Depending on the landmark positioning of various hard and soft tissues of the oral cavity, the dentist locates the nerves that need to be desensitized. The procedure is as follows –
- Locating the anatomical landmarks – The dentist feels various landmarks to access the desired nerves in the vicinity of the region that needs to be treated.
- Preparation – A topical numbing agent is either sprayed or applied in a gel form at the injection site with a cotton swab.
- Injection – The nerve block is then slowly injected into the desired site. For most people the experience is painless, and they do not feel the needle sting. Some people may describe it as a pinch or a minor burning sensation when the solution goes into the tissue.
- Time of action – A tingling sensation is felt in the desired and the adjacent regions. Effect of the block lasts for several hours.
Action time and recovery time
Acting time – It varies to about a few minutes during the block acts and causes numbness of the nerves and a tingling sensation.
Recovery time – Depending on the concentration of the anesthetic solution and tolerance of the patient, a block can last for 1-2 hours, after which, it wears away on its own.
Eat cautiously when the dental nerve block is wearing off as you may end up biting your numb tongue or cheek. However, the block does not interfere with regular actions such as brushing and flossing.
Factors affecting dental blocks
- Anatomical factors – Limitation in accessing anatomical landmarks can reduce the action of nerve block.
- Pathological factors – Infection, abscess, swelling, and some medical reasons can make nerve desensitizing a challenge for the dentist.
- Pharmacological factors – chronic alcohol abuse and drug abuse diminish the action of anesthetic agents.
- Psychological factors – Fear, anxiety, and phobia can also hamper the action of anesthetic agents.
- Poor Technique – Improper approach by the dentist also hampers the effect of a dental block.
What are the other available Options?
The other available options for sedation include –
- Anti-anxiety agents- such as nitrous oxide
- Enteral sedation- Sedation by oral intake of a pill
- Intravenous sedation- the sedative is injected to a vein
- General Anesthesia- inhalation of a gaseous anesthetic (3)
Take home message
Dental blocks are the easiest and the most precise method to desensitize the nerves for a dental procedure.
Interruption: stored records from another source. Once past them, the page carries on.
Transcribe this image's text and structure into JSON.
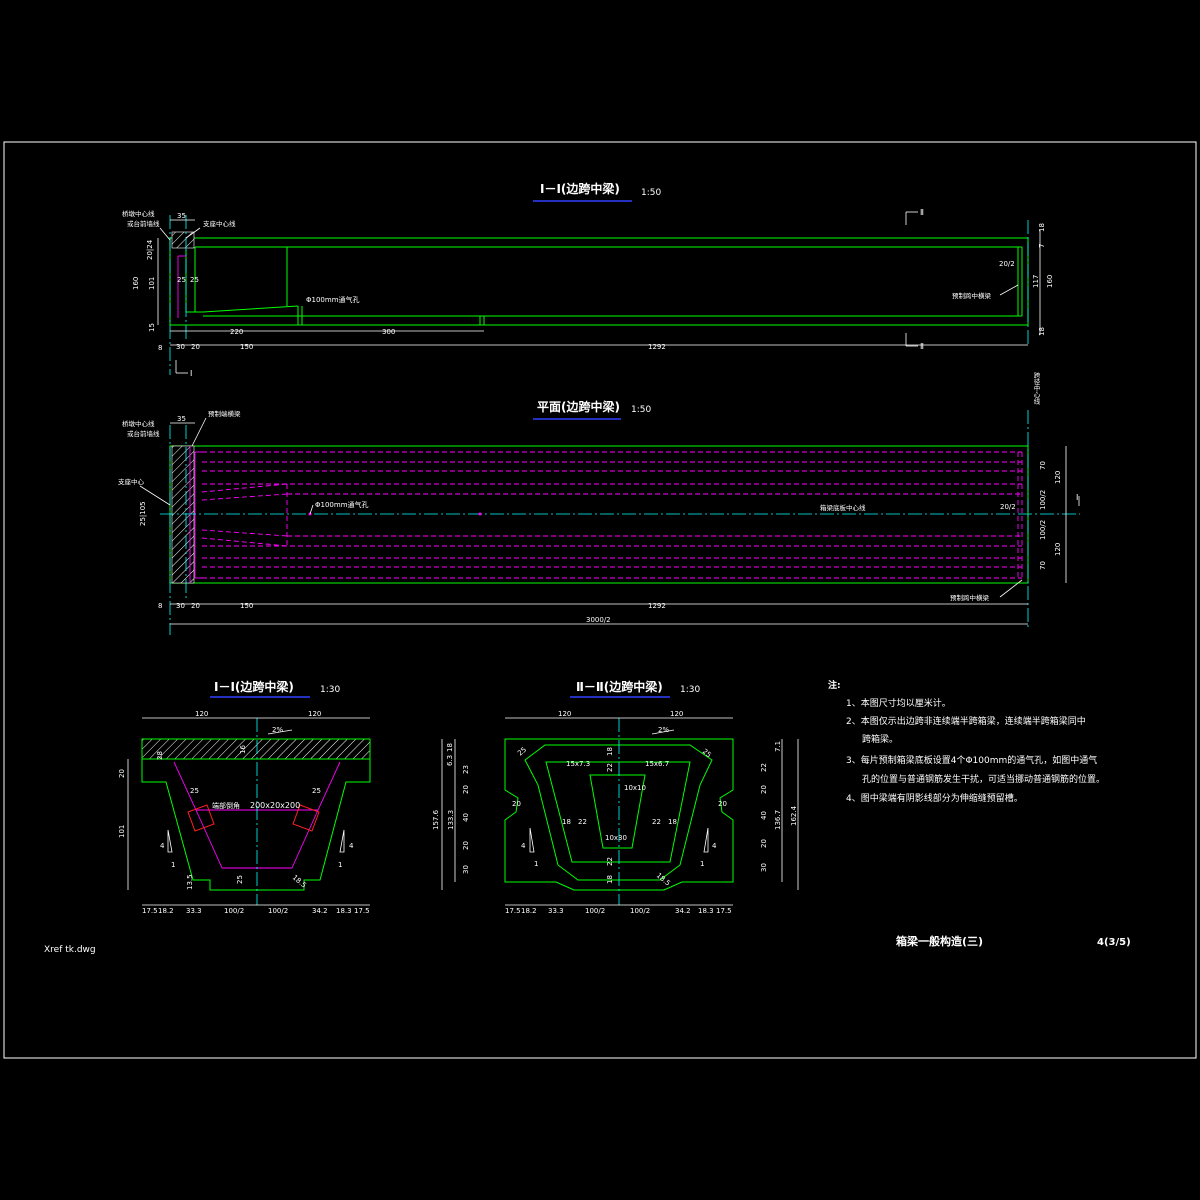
{
  "views": {
    "elevation": {
      "title": "Ⅰ－Ⅰ(边跨中梁)",
      "scale": "1:50"
    },
    "plan": {
      "title": "平面(边跨中梁)",
      "scale": "1:50"
    },
    "section1": {
      "title": "Ⅰ－Ⅰ(边跨中梁)",
      "scale": "1:30"
    },
    "section2": {
      "title": "Ⅱ－Ⅱ(边跨中梁)",
      "scale": "1:30"
    }
  },
  "labels": {
    "pier_centerline": "桥墩中心线",
    "abutment_line": "或台前墙线",
    "bearing_centerline": "支座中心线",
    "bearing_center": "支座中心",
    "vent_hole": "Φ100mm通气孔",
    "precast_span_mid": "预制跨中横梁",
    "precast_end_beam": "预制端横梁",
    "beam_bottom_centerline": "箱梁底板中心线",
    "span_center": "跨径中心线",
    "fillet": "端部倒角",
    "fillet_size": "200x20x200",
    "cut_I": "Ⅰ",
    "cut_II": "Ⅱ"
  },
  "notes": {
    "heading": "注:",
    "items": [
      "1、本图尺寸均以厘米计。",
      "2、本图仅示出边跨非连续端半跨箱梁，连续端半跨箱梁同中",
      "跨箱梁。",
      "3、每片预制箱梁底板设置4个Φ100mm的通气孔，如图中通气",
      "孔的位置与普通钢筋发生干扰，可适当挪动普通钢筋的位置。",
      "4、图中梁端有阴影线部分为伸缩缝预留槽。"
    ]
  },
  "title_block": {
    "name": "箱梁一般构造(三)",
    "sheet": "4(3/5)"
  },
  "xref": "Xref tk.dwg",
  "dims": {
    "e35": "35",
    "e18a": "18",
    "e7": "7",
    "e20_24": "20|24",
    "e25a": "25",
    "e25b": "25",
    "e160": "160",
    "e101": "101",
    "e15": "15",
    "e8": "8",
    "e20_2": "20/2",
    "e117": "117",
    "e160r": "160",
    "e18b": "18",
    "e220": "220",
    "e300": "300",
    "e30": "30",
    "e20": "20",
    "e150": "150",
    "e1292": "1292",
    "p35": "35",
    "p70a": "70",
    "p120a": "120",
    "p100_2a": "100/2",
    "p100_2b": "100/2",
    "p120b": "120",
    "p70b": "70",
    "p25_105": "25|105",
    "p20_2": "20/2",
    "p8": "8",
    "p30": "30",
    "p20": "20",
    "p150": "150",
    "p1292": "1292",
    "p3000_2": "3000/2",
    "s120a": "120",
    "s120b": "120",
    "s2pct": "2%",
    "s20": "20",
    "s101": "101",
    "s16": "16",
    "s25a": "25",
    "s25b": "25",
    "s28": "28",
    "s25c": "25",
    "s13_5": "13.5",
    "s18_5": "18.5",
    "s4a": "4",
    "s1a": "1",
    "s4b": "4",
    "s1b": "1",
    "b17_5a": "17.5",
    "b18_2a": "18.2",
    "b33_3": "33.3",
    "b100_2a": "100/2",
    "b100_2b": "100/2",
    "b34_2": "34.2",
    "b18_3": "18.3",
    "b17_5b": "17.5",
    "t120a": "120",
    "t120b": "120",
    "t2pct": "2%",
    "t25a": "25",
    "t25b": "25",
    "t18a": "18",
    "t22a": "22",
    "t15x7_3": "15x7.3",
    "t15x6_7": "15x6.7",
    "t10x10": "10x10",
    "t20a": "20",
    "t20b": "20",
    "t18b": "18",
    "t22b": "22",
    "t22c": "22",
    "t18c": "18",
    "t10x30": "10x30",
    "t22d": "22",
    "t18d": "18",
    "t4a": "4",
    "t1a": "1",
    "t4b": "4",
    "t1b": "1",
    "t18_5": "18.5",
    "l18": "18",
    "l6_3": "6.3",
    "l23": "23",
    "l20": "20",
    "l40": "40",
    "l20b": "20",
    "l30": "30",
    "l157_6": "157.6",
    "l133_3": "133.3",
    "r7_1": "7.1",
    "r22": "22",
    "r20": "20",
    "r40": "40",
    "r20b": "20",
    "r30": "30",
    "r136_7": "136.7",
    "r162_4": "162.4",
    "c17_5a": "17.5",
    "c18_2a": "18.2",
    "c33_3": "33.3",
    "c100_2a": "100/2",
    "c100_2b": "100/2",
    "c34_2": "34.2",
    "c18_3": "18.3",
    "c17_5b": "17.5"
  }
}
They only make your dental procedure painless, more comfortable and smooth.
Before the administration of dental block, always inform your dentist about your allergies, past medical history, and medicine regime.
If you are anxious about getting a dental block, discuss with your dentist about your fears and ask all the questions that you have in your mind.